The youth felt disenfranchised, and suddenly they were willing to forgo things in their own fashion. “Our credo was, “Wake up!” I’ve said this before, but just to tell you, in case you haven’t read or anything: I wanted to be like Paul Revere,” Smith mused.
“That was my whole thing I wanted to be like Paul Revere. I didn’t want to be a giant big hero, I didn’t want to die for the cause. I didn’t want to be a martyr. All that I wanted was for the people to fuckin’ wake up. That’s all I wanted them to do, and I feel that that’s what happened,” she said.
Under the recommendation of New York’s foremost guitar forebearer, Lou Reed, little Patti Revere was given a chance to ride through the night and deliver her fateful message. Smith, Lenny Kaye, Ivan Krahl, Richard Sohl and Jay Dee Daugherty then entered the studio with Lou Reed’s former Velvet Underground bandmate, John Cale, on production. On November 10th, 1975, their course of the cultural history-changing debut, Horses, seized the tailwind of rock and spun it off in an amorphous new storm.
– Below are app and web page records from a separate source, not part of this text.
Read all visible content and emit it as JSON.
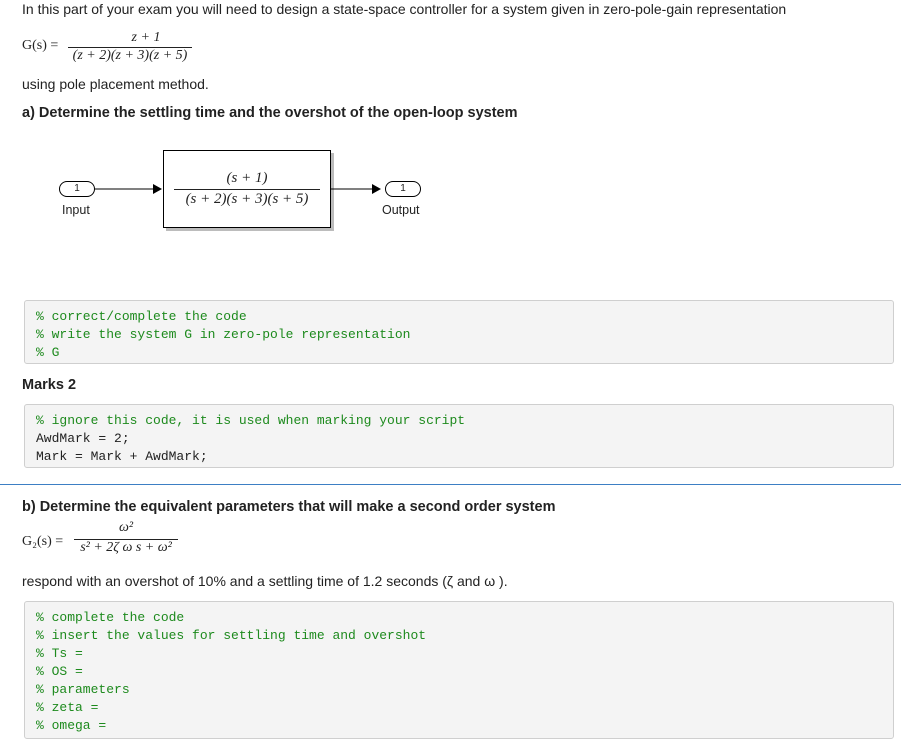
{
  "intro": "In this part of your exam you will need to design a state-space controller for a system given in zero-pole-gain representation",
  "g_eq": {
    "lhs": "G(s) =",
    "num": "z + 1",
    "den": "(z + 2)(z + 3)(z + 5)"
  },
  "method": "using pole placement method.",
  "part_a": {
    "heading": "a) Determine the settling time and the overshot of the open-loop system",
    "diagram": {
      "input_port": "1",
      "input_label": "Input",
      "tf_num": "(s + 1)",
      "tf_den": "(s + 2)(s + 3)(s + 5)",
      "output_port": "1",
      "output_label": "Output"
    },
    "code": [
      "% correct/complete the code",
      "% write the system G in zero-pole representation",
      "% G"
    ],
    "marks": "Marks 2",
    "marking_code": [
      "% ignore this code, it is used when marking your script",
      "AwdMark = 2;",
      "Mark = Mark + AwdMark;"
    ]
  },
  "part_b": {
    "heading": "b) Determine the equivalent parameters that will make a second order system",
    "g2_eq": {
      "lhs": "G₂(s) =",
      "num": "ω²",
      "den": "s² + 2ζ ω s + ω²"
    },
    "respond": "respond with an overshot of 10% and a settling time of 1.2 seconds (ζ and ω ).",
    "code": [
      "% complete the code",
      "% insert the values for settling time and overshot",
      "% Ts =",
      "% OS =",
      "% parameters",
      "% zeta =",
      "% omega ="
    ]
  }
}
Horses inspired everyone from Nick Cave and his Bad Seed’s bandmates to R.E.M. and all-girl groups like Hole. The record created a space for rumination within the riotous milieu of punk without losing any of its cutthroat visceral edge that seethed out from youth’s ungrateful tongue and it is this has proved an abiding influence forevermore.
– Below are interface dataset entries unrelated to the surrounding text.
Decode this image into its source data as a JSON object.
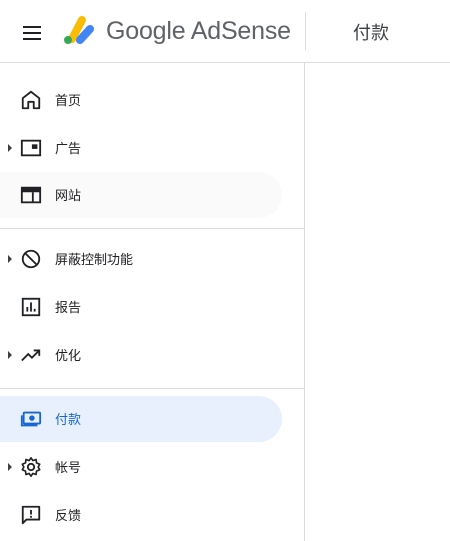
{
  "app": {
    "logo_text": "Google AdSense",
    "page_title": "付款"
  },
  "icons": {
    "menu": "hamburger-menu-icon",
    "logo": "adsense-logo-icon"
  },
  "colors": {
    "active_bg": "#e8f0fe",
    "active_text": "#1967d2",
    "logo_yellow": "#fbbc04",
    "logo_blue": "#4285f4",
    "logo_green": "#34a853"
  },
  "sidebar": {
    "items": [
      {
        "label": "首页",
        "icon": "home-icon",
        "expandable": false,
        "active": false
      },
      {
        "label": "广告",
        "icon": "ads-icon",
        "expandable": true,
        "active": false
      },
      {
        "label": "网站",
        "icon": "sites-icon",
        "expandable": false,
        "active": false
      },
      {
        "label": "屏蔽控制功能",
        "icon": "block-icon",
        "expandable": true,
        "active": false
      },
      {
        "label": "报告",
        "icon": "reports-icon",
        "expandable": false,
        "active": false
      },
      {
        "label": "优化",
        "icon": "trending-icon",
        "expandable": true,
        "active": false
      },
      {
        "label": "付款",
        "icon": "payments-icon",
        "expandable": false,
        "active": true
      },
      {
        "label": "帐号",
        "icon": "gear-icon",
        "expandable": true,
        "active": false
      },
      {
        "label": "反馈",
        "icon": "feedback-icon",
        "expandable": false,
        "active": false
      }
    ]
  }
}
In short, punk made guitars fun again. As fellow seminal seventies rocker Richard Hell explains in his brilliant book, I Dreamed I Was a Very Clean Tramp, “What other intelligent way to live is there but to laugh about it? The alternative, also respectable, is suicide. But how could you do that? Not only would it betray a woeful lack of humour, but it would keep you from finding out what was going to happen next.” The Godmother of Punk has always been about what happens next in an ever-evolving career, and it is with this finger to the pulse attitude and passion for self-expression that Patti Smith saved rock ‘n’ roll.